Data records:

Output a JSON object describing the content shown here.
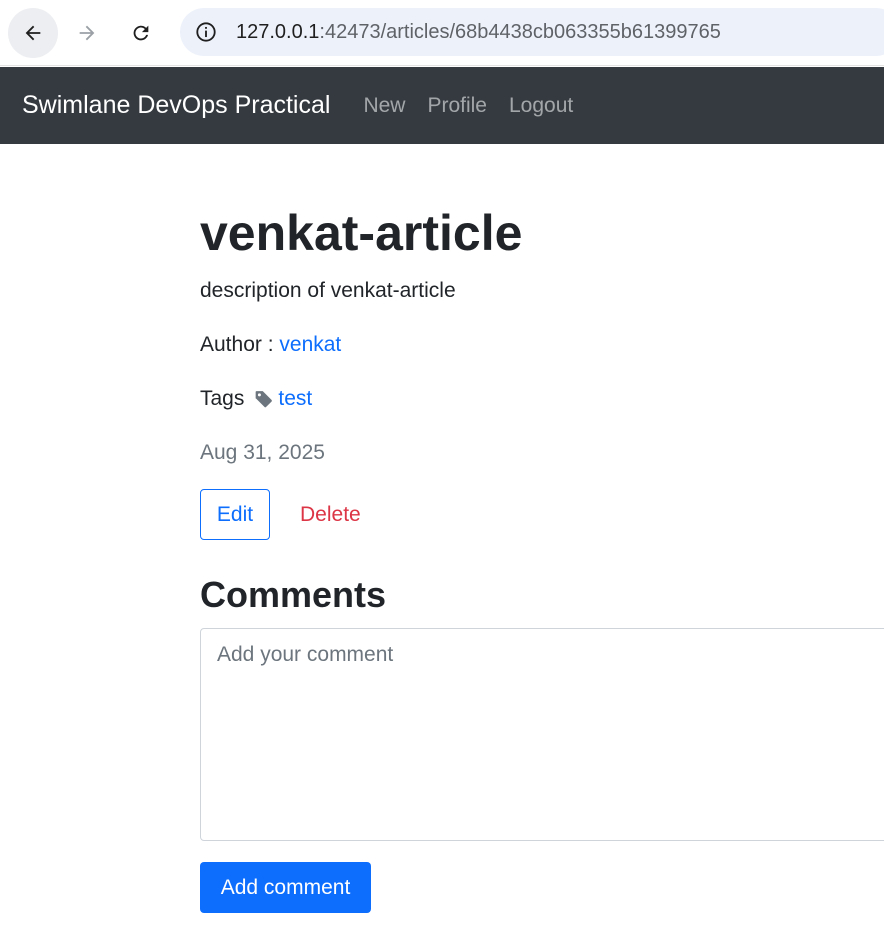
{
  "browser": {
    "url_host": "127.0.0.1",
    "url_rest": ":42473/articles/68b4438cb063355b61399765"
  },
  "navbar": {
    "brand": "Swimlane DevOps Practical",
    "links": [
      "New",
      "Profile",
      "Logout"
    ]
  },
  "article": {
    "title": "venkat-article",
    "description": "description of venkat-article",
    "author_label": "Author : ",
    "author": "venkat",
    "tags_label": "Tags",
    "tags": [
      "test"
    ],
    "date": "Aug 31, 2025",
    "edit_label": "Edit",
    "delete_label": "Delete"
  },
  "comments": {
    "heading": "Comments",
    "placeholder": "Add your comment",
    "submit_label": "Add comment"
  },
  "colors": {
    "navbar_bg": "#343a40",
    "primary": "#0d6efd",
    "danger": "#dc3545",
    "muted": "#6c757d"
  }
}
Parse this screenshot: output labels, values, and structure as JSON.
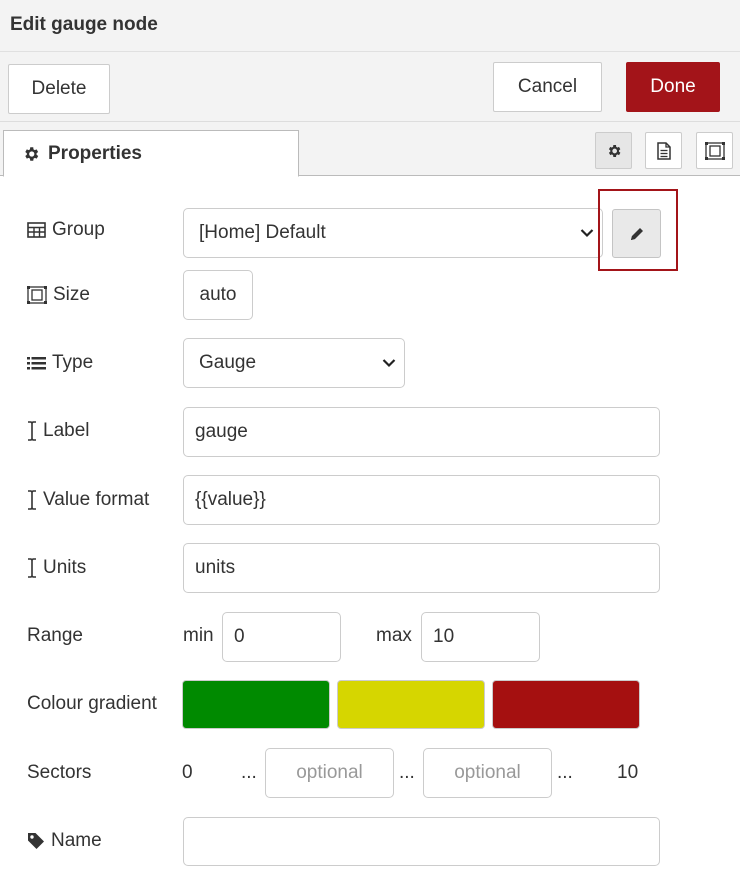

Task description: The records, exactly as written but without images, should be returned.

Exercise result:
Output a JSON object describing the content shown here.
{
  "browser": {
    "url_host": "127.0.0.1",
    "url_rest": ":42473/articles/68b4438cb063355b61399765"
  },
  "navbar": {
    "brand": "Swimlane DevOps Practical",
    "links": [
      "New",
      "Profile",
      "Logout"
    ]
  },
  "article": {
    "title": "venkat-article",
    "description": "description of venkat-article",
    "author_label": "Author : ",
    "author": "venkat",
    "tags_label": "Tags",
    "tags": [
      "test"
    ],
    "date": "Aug 31, 2025",
    "edit_label": "Edit",
    "delete_label": "Delete"
  },
  "comments": {
    "heading": "Comments",
    "placeholder": "Add your comment",
    "submit_label": "Add comment"
  },
  "colors": {
    "navbar_bg": "#343a40",
    "primary": "#0d6efd",
    "danger": "#dc3545",
    "muted": "#6c757d"
  }
}
Parse this screenshot: output labels, values, and structure as JSON.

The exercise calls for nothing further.